blessed Lord left the earth, he instructed his Apostles to tarry at Jerusalem until they received the gift of the Holy Spirit, which he would send unto them from the Father, which they accordingly did. And thus supernaturally endowed, we are told they preached the gospel with the Holy Spirit sent down from heaven. The most extraordinary success attended their ministry. Three thousand of the Jews, who had been concerned in the crucifixion of the Son of God, "gladly received" the apostolic testimony concerning the Messiahship of Jesus of Nazareth, were baptised in his name, and added to the hundred and twenty disciples who had been previously gathered by the Saviour's personal ministry in the city of Jerusalem. Of them it is recorded, that they separated themselves from the unbelieving Jews, and continued steadfastly in the Apostles' doctrine and fellowship, and in breaking of bread and prayers, praising God, and having favour with all the people," Acts ii.
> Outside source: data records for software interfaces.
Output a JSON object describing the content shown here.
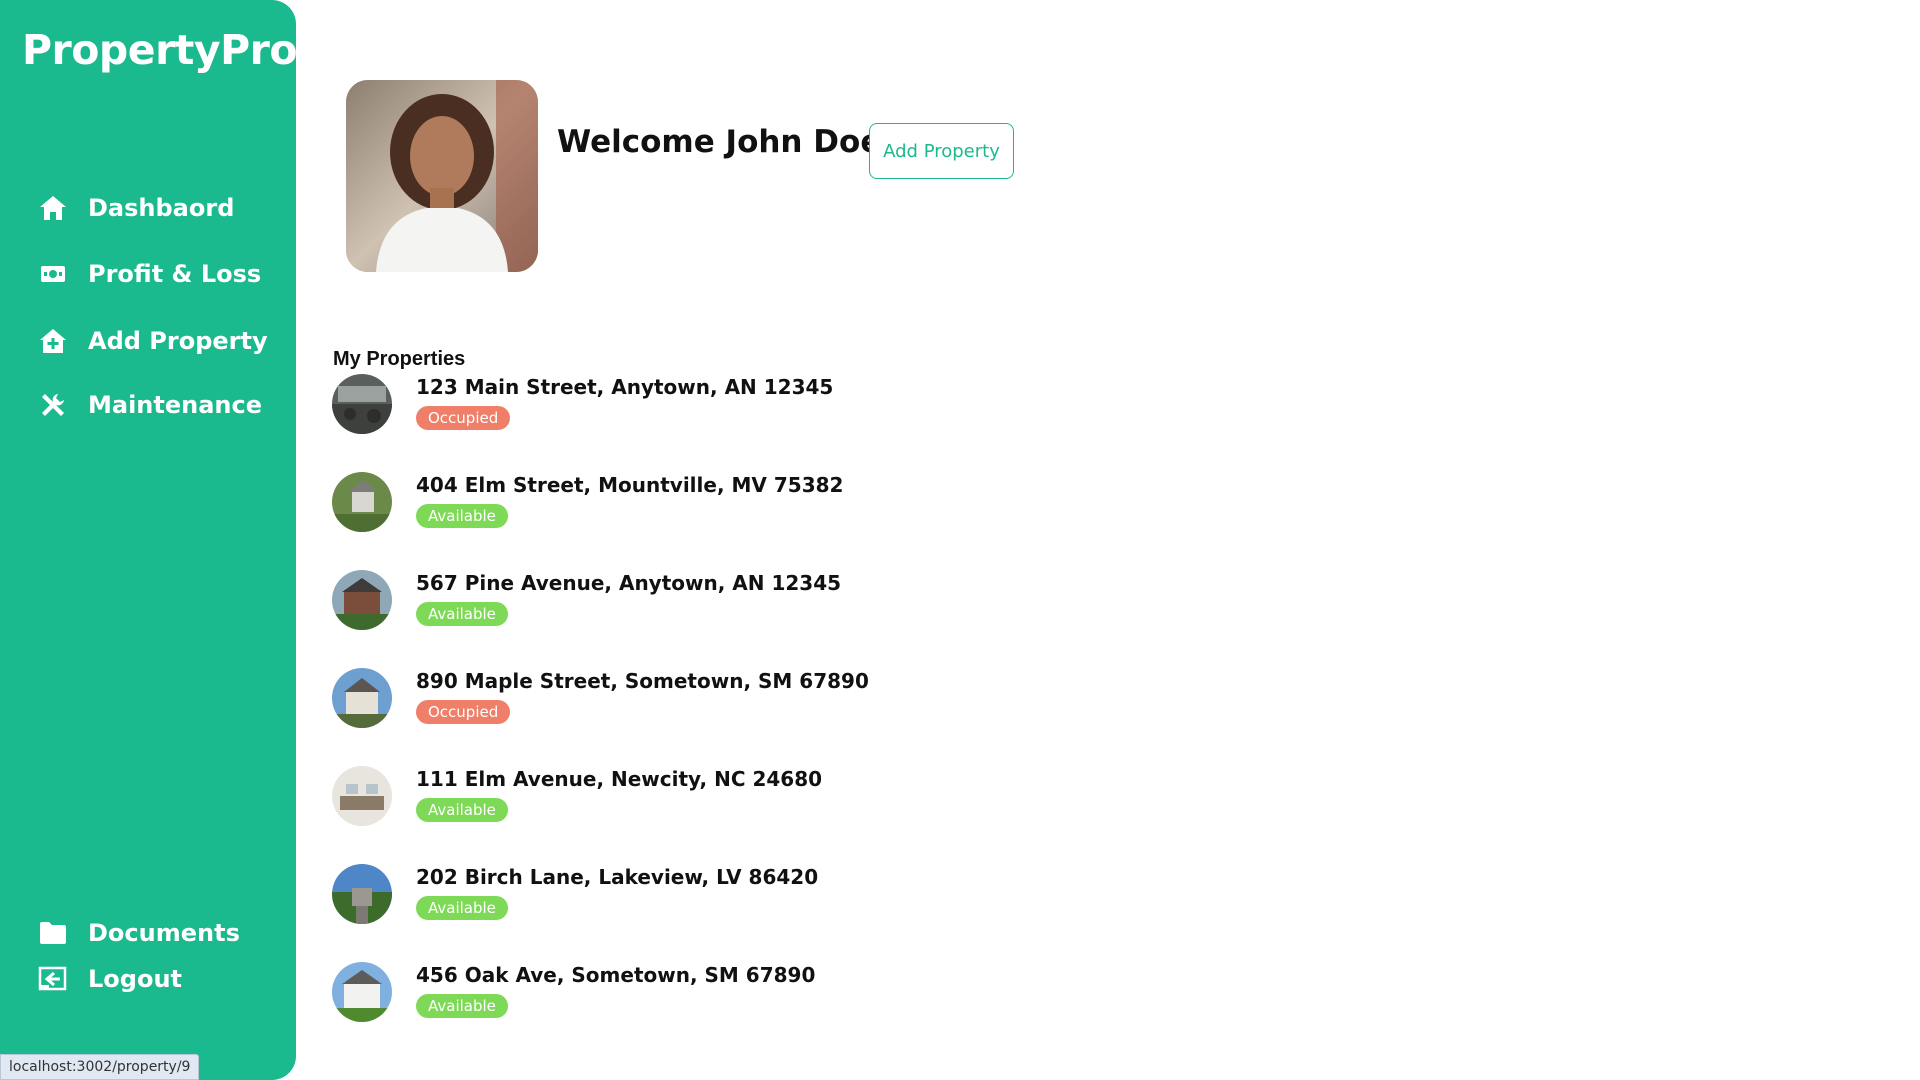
{
  "brand": "PropertyPro",
  "nav": {
    "dashboard": "Dashbaord",
    "profit_loss": "Profit & Loss",
    "add_property": "Add Property",
    "maintenance": "Maintenance",
    "documents": "Documents",
    "logout": "Logout"
  },
  "header": {
    "welcome": "Welcome John Doe",
    "add_property_button": "Add Property"
  },
  "properties_title": "My Properties",
  "properties": [
    {
      "address": "123 Main Street, Anytown, AN 12345",
      "status": "Occupied"
    },
    {
      "address": "404 Elm Street, Mountville, MV 75382",
      "status": "Available"
    },
    {
      "address": "567 Pine Avenue, Anytown, AN 12345",
      "status": "Available"
    },
    {
      "address": "890 Maple Street, Sometown, SM 67890",
      "status": "Occupied"
    },
    {
      "address": "111 Elm Avenue, Newcity, NC 24680",
      "status": "Available"
    },
    {
      "address": "202 Birch Lane, Lakeview, LV 86420",
      "status": "Available"
    },
    {
      "address": "456 Oak Ave, Sometown, SM 67890",
      "status": "Available"
    }
  ],
  "status_url": "localhost:3002/property/9",
  "colors": {
    "brand": "#1bb98e",
    "occupied": "#ef7f69",
    "available": "#7ed957"
  }
}
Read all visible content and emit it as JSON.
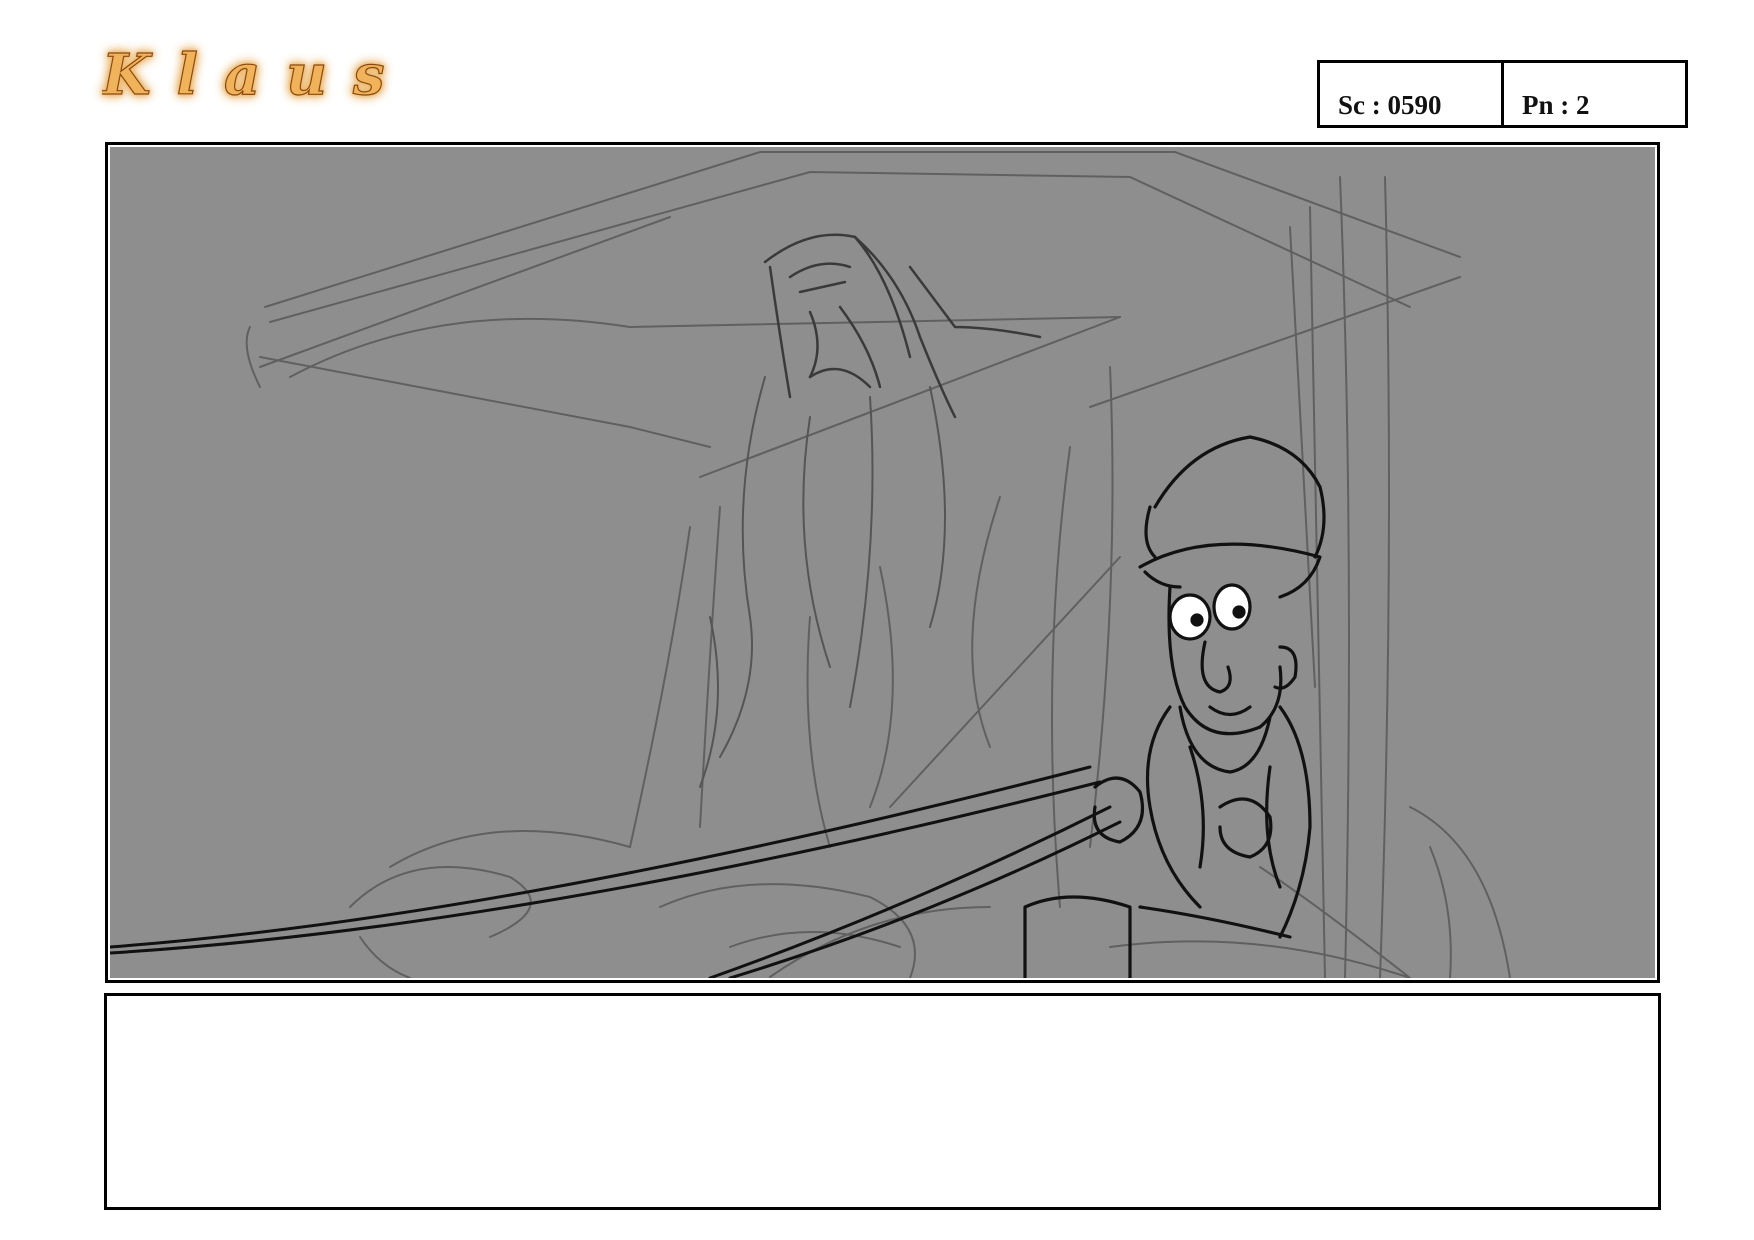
{
  "brand": {
    "logo_text": "Klaus"
  },
  "header": {
    "scene": "Sc : 0590",
    "panel": "Pn : 2"
  },
  "notes": {
    "text": ""
  },
  "colors": {
    "panel_bg": "#8e8e8e",
    "rough_line": "#5c5c5c",
    "ink_line": "#111111",
    "logo_gold": "#f0b25a"
  }
}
Thus was the kingdom of Christ set up at the beginning, and established with all possible evidence, that it was of this world." The church at Jerusalem was organised under the inspection of the inspired Apostles, and after a model which the Saviour himself had prescribed before he left the earth, Acts i. 3. The laws that were delivered by the holy Apostles were regarded as of divine origin and authority, and they were held to be superior to all other laws. "We ought," say the servants of Jesus, "to obey God, rather than man.' What power appeared was the power of God, working in a miraculous manner and with supernatural efficacy. As the Apostles were faithful men, they taught the disciples to observe "all things whatsoever Christ had commanded them;" and the influence of divine authority and love was extraordinarily manifested in the disciples obeying the new commandment of their Lord, John xiii. 34; for when the exigence of circumstances required it, "they who had possessions sold them, and distribution was made according as every man had need.”
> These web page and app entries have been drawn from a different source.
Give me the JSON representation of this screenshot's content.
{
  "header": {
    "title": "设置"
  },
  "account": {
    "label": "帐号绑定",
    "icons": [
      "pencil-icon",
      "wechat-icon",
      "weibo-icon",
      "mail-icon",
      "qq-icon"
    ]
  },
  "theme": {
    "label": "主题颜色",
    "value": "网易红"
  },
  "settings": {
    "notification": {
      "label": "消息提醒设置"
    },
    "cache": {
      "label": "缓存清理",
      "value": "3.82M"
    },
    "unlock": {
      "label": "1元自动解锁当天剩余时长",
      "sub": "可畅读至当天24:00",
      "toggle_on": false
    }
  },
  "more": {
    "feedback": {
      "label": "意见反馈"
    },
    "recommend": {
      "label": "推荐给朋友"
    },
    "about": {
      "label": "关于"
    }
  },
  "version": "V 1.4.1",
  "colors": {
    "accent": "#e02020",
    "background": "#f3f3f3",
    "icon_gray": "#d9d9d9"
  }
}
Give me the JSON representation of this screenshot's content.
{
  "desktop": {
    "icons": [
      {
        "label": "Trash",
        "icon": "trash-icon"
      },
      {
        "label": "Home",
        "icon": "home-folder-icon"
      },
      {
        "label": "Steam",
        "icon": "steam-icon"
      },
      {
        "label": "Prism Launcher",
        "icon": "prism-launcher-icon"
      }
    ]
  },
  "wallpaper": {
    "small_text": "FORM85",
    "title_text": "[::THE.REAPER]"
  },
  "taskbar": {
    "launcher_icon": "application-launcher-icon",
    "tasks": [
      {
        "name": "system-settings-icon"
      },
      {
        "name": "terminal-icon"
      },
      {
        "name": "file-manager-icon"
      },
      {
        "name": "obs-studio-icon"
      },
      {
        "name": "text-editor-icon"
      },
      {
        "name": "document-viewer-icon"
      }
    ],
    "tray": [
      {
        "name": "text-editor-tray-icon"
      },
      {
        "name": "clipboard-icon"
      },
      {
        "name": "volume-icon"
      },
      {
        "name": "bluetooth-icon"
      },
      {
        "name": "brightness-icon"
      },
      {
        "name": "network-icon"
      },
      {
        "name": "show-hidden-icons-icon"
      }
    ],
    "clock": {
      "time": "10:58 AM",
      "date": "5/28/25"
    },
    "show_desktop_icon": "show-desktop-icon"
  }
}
The numbers converted unto God at Jerusalem were afterwards dispersed abroad, by means of a severe persecution which arose against the disciples, who thus became the instruments of spreading the knowledge of Christ and his sal